Dataset records
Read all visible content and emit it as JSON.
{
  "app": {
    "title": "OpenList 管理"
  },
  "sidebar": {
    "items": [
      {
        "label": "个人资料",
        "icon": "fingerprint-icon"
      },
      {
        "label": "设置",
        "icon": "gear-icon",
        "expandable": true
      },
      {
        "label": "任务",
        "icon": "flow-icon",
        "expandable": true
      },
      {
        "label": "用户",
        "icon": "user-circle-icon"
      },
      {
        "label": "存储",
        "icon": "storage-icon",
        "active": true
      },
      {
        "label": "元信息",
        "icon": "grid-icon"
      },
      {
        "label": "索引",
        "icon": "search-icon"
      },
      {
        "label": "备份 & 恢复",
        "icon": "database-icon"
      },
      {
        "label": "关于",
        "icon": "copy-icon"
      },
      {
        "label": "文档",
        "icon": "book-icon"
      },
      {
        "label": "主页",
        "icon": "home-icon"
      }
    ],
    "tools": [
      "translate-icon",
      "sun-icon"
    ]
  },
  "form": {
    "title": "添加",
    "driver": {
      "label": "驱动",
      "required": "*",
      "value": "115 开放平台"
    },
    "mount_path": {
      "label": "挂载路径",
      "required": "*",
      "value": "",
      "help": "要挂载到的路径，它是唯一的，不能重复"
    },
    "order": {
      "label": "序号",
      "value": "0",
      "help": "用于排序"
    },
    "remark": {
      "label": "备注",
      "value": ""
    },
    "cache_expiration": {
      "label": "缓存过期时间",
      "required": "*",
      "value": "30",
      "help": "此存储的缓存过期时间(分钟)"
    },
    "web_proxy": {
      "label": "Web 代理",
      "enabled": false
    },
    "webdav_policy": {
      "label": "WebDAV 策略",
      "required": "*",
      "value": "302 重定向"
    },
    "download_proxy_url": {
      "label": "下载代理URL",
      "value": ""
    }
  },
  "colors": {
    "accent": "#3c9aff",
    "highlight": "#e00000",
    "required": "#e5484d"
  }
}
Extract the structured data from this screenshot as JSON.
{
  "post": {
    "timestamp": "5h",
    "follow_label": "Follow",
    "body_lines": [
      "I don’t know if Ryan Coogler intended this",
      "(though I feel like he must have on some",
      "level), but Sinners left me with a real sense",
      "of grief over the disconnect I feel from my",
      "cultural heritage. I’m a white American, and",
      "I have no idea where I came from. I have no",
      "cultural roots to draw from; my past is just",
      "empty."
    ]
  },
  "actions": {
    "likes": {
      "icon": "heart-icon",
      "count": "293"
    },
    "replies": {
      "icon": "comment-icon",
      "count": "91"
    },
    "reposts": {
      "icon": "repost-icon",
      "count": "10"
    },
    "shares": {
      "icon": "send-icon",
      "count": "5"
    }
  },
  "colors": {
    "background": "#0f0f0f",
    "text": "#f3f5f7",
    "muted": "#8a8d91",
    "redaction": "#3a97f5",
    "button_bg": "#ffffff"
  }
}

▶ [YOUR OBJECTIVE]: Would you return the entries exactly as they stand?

▶ [SOLUTION TO THE PROBLEM]:
Read all visible content and emit it as JSON.
{
  "app": {
    "title": "OpenList 管理"
  },
  "sidebar": {
    "items": [
      {
        "label": "个人资料",
        "icon": "fingerprint-icon"
      },
      {
        "label": "设置",
        "icon": "gear-icon",
        "expandable": true
      },
      {
        "label": "任务",
        "icon": "flow-icon",
        "expandable": true
      },
      {
        "label": "用户",
        "icon": "user-circle-icon"
      },
      {
        "label": "存储",
        "icon": "storage-icon",
        "active": true
      },
      {
        "label": "元信息",
        "icon": "grid-icon"
      },
      {
        "label": "索引",
        "icon": "search-icon"
      },
      {
        "label": "备份 & 恢复",
        "icon": "database-icon"
      },
      {
        "label": "关于",
        "icon": "copy-icon"
      },
      {
        "label": "文档",
        "icon": "book-icon"
      },
      {
        "label": "主页",
        "icon": "home-icon"
      }
    ],
    "tools": [
      "translate-icon",
      "sun-icon"
    ]
  },
  "form": {
    "title": "添加",
    "driver": {
      "label": "驱动",
      "required": "*",
      "value": "115 开放平台"
    },
    "mount_path": {
      "label": "挂载路径",
      "required": "*",
      "value": "",
      "help": "要挂载到的路径，它是唯一的，不能重复"
    },
    "order": {
      "label": "序号",
      "value": "0",
      "help": "用于排序"
    },
    "remark": {
      "label": "备注",
      "value": ""
    },
    "cache_expiration": {
      "label": "缓存过期时间",
      "required": "*",
      "value": "30",
      "help": "此存储的缓存过期时间(分钟)"
    },
    "web_proxy": {
      "label": "Web 代理",
      "enabled": false
    },
    "webdav_policy": {
      "label": "WebDAV 策略",
      "required": "*",
      "value": "302 重定向"
    },
    "download_proxy_url": {
      "label": "下载代理URL",
      "value": ""
    }
  },
  "colors": {
    "accent": "#3c9aff",
    "highlight": "#e00000",
    "required": "#e5484d"
  }
}
Extract the structured data from this screenshot as JSON.
{
  "post": {
    "timestamp": "5h",
    "follow_label": "Follow",
    "body_lines": [
      "I don’t know if Ryan Coogler intended this",
      "(though I feel like he must have on some",
      "level), but Sinners left me with a real sense",
      "of grief over the disconnect I feel from my",
      "cultural heritage. I’m a white American, and",
      "I have no idea where I came from. I have no",
      "cultural roots to draw from; my past is just",
      "empty."
    ]
  },
  "actions": {
    "likes": {
      "icon": "heart-icon",
      "count": "293"
    },
    "replies": {
      "icon": "comment-icon",
      "count": "91"
    },
    "reposts": {
      "icon": "repost-icon",
      "count": "10"
    },
    "shares": {
      "icon": "send-icon",
      "count": "5"
    }
  },
  "colors": {
    "background": "#0f0f0f",
    "text": "#f3f5f7",
    "muted": "#8a8d91",
    "redaction": "#3a97f5",
    "button_bg": "#ffffff"
  }
}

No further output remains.